We are a partner with the Saudi Arabian Mining Company (also known as Ma’aden) in the development and construction of a fully integrated, world-class aluminum complex in the Kingdom of Saudi Arabia. The two companies are closely collaborating in the development of corporate social responsibility strategies for the joint venture, which began initial operations near the end of 2012. During 2012, work began on formulating key performance indicators to guide the establishment of baseline and performance metrics.
Since 2002, we have been engaged in discussions with the government of Brunei Darussalam to establish an aluminum production facility in that country. An outcome of our stakeholder consultation was an understanding that the development of small and medium enterprises is high on the national development agenda.
In support of this, Alcoa and Alcoa Foundation are collaborating with Brunei Darussalam's national Youth Development Centre, the Brunei Economic Development Board, Bank Islam BD, Citi Foundation, and Norway's Petroleum Geo-Services on the Youth Skills Development Program. This two-pronged program is successfully assisting in the development of numerous small businesses and supporting the development of vocational skills that increase the employability of course participants.
Environmental Improvement Plans
Many of our Australian operations work with the local communities to develop environmental improvement plans for each location.
An environmental improvement plan is a public commitment by an operation to continuously improve environmental performance, reduce environmental impacts, and develop more sustainable practices. The plan sets clear targets for improvement and details progress against those targets. It also outlines the methods, processes, and initiatives to achieve agreed upon targets, while providing an overview of operations and improvements accomplished in the past.

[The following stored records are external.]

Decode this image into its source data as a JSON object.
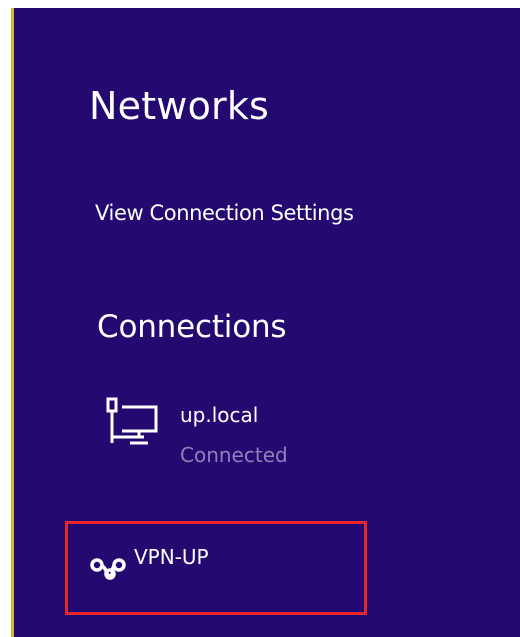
{
  "networks_pane": {
    "title": "Networks",
    "view_settings_label": "View Connection Settings",
    "connections_heading": "Connections",
    "connections": [
      {
        "name": "up.local",
        "status": "Connected",
        "icon": "ethernet-icon"
      },
      {
        "name": "VPN-UP",
        "icon": "vpn-icon",
        "highlighted": true
      }
    ]
  },
  "colors": {
    "background": "#240a70",
    "text": "#ffffff",
    "status_text": "#8d80bd",
    "highlight_border": "#e8252b",
    "left_edge": "#d4b630"
  }
}
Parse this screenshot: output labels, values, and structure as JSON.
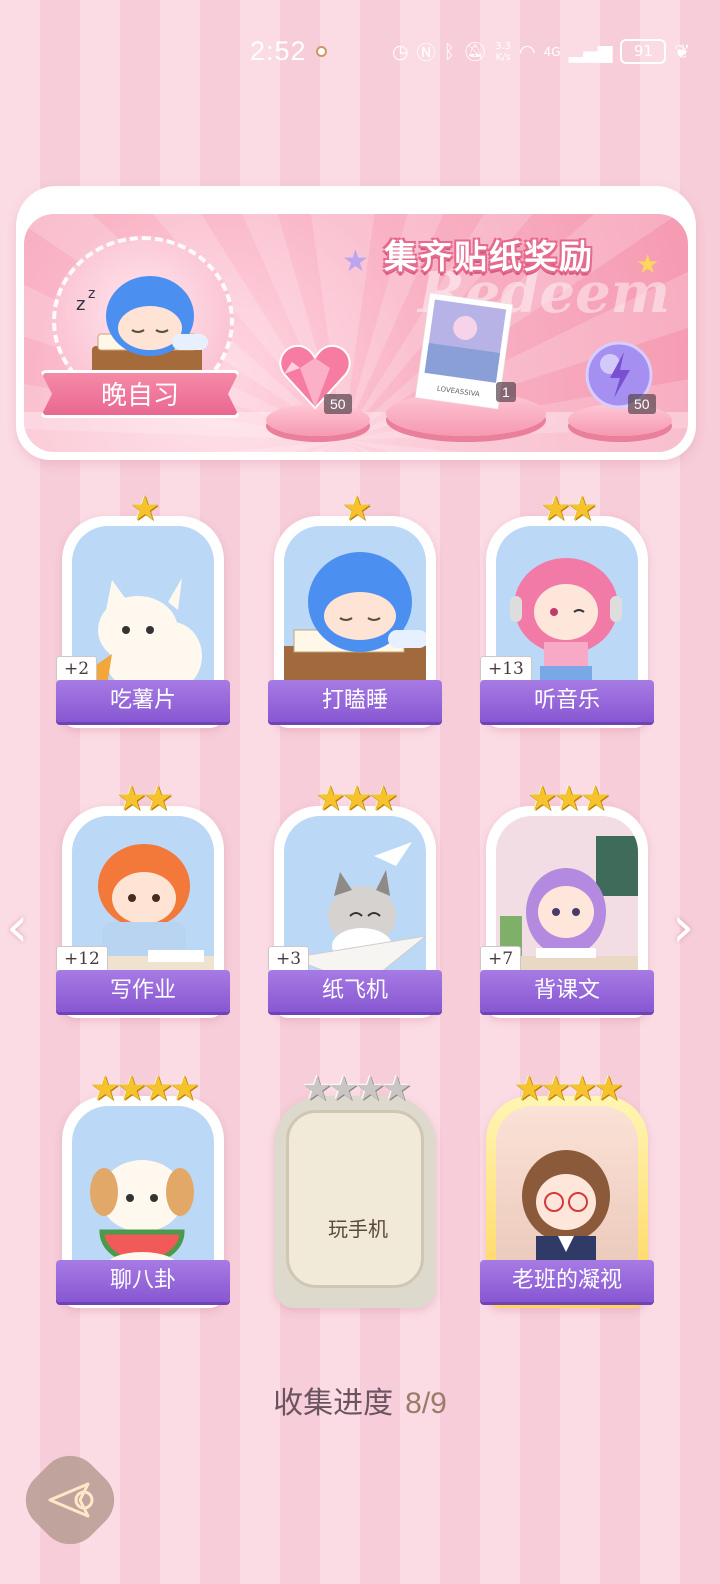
{
  "status_bar": {
    "time": "2:52",
    "network_speed": "3.3\nK/s",
    "network_type": "4G",
    "battery": "91"
  },
  "banner": {
    "title": "集齐贴纸奖励",
    "watermark": "Redeem",
    "level_label": "晚自习",
    "rewards": [
      {
        "name": "heart-gem",
        "count": "50"
      },
      {
        "name": "photo-card",
        "count": "1",
        "caption": "LOVEASSIVA"
      },
      {
        "name": "energy-orb",
        "count": "50"
      }
    ]
  },
  "cards": [
    {
      "label": "吃薯片",
      "stars": "★",
      "badge": "+2",
      "state": "collected"
    },
    {
      "label": "打瞌睡",
      "stars": "★",
      "badge": "",
      "state": "collected"
    },
    {
      "label": "听音乐",
      "stars": "★★",
      "badge": "+13",
      "state": "collected"
    },
    {
      "label": "写作业",
      "stars": "★★",
      "badge": "+12",
      "state": "collected"
    },
    {
      "label": "纸飞机",
      "stars": "★★★",
      "badge": "+3",
      "state": "collected"
    },
    {
      "label": "背课文",
      "stars": "★★★",
      "badge": "+7",
      "state": "collected"
    },
    {
      "label": "聊八卦",
      "stars": "★★★★",
      "badge": "",
      "state": "collected"
    },
    {
      "label": "玩手机",
      "stars": "★★★★",
      "badge": "",
      "state": "locked"
    },
    {
      "label": "老班的凝视",
      "stars": "★★★★",
      "badge": "",
      "state": "gold"
    }
  ],
  "navigation": {
    "prev": "‹",
    "next": "›"
  },
  "progress": {
    "label": "收集进度",
    "value": "8/9"
  },
  "colors": {
    "accent_purple": "#8757d2",
    "banner_pink": "#f59ab2",
    "star_gold": "#f7c32c"
  }
}
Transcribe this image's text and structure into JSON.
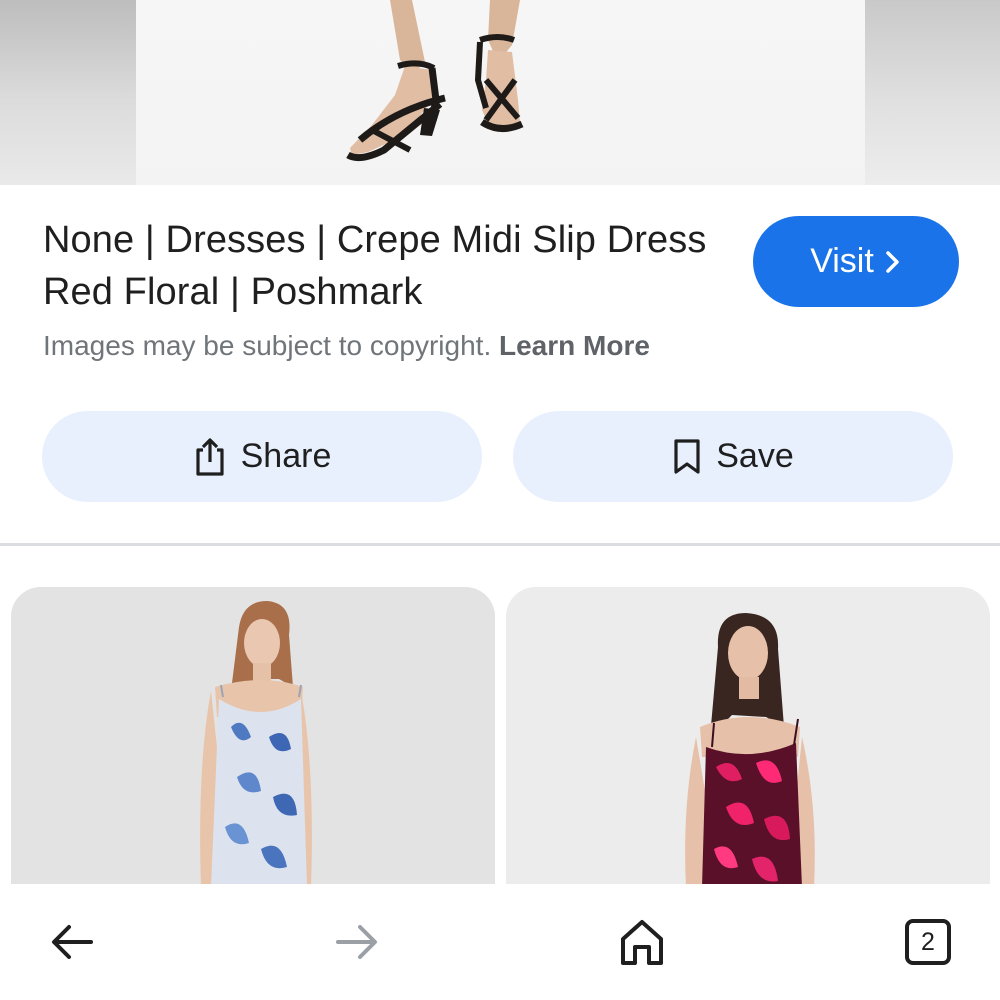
{
  "result": {
    "title": "None | Dresses | Crepe Midi Slip Dress Red Floral | Poshmark",
    "visit_label": "Visit"
  },
  "copyright": {
    "text": "Images may be subject to copyright.",
    "link_label": "Learn More"
  },
  "actions": {
    "share_label": "Share",
    "save_label": "Save"
  },
  "bottom_nav": {
    "tab_count": "2",
    "icons": [
      "back-arrow-icon",
      "forward-arrow-icon",
      "home-icon",
      "tabs-icon"
    ]
  },
  "colors": {
    "accent": "#1a73e8",
    "action_bg": "#e8f0fe",
    "muted_text": "#70757a"
  }
}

Typically, the draft plan is offered by the company for collaborative external review, adjusted in light of that review, and then finalized, signed by participating stakeholders, published, and deployed by the company. The stakeholders monitor our progress in achieving the targets and annually review the plan.
Examples of these plans can be found on our Australian operations website.
Community Health and Safety Programs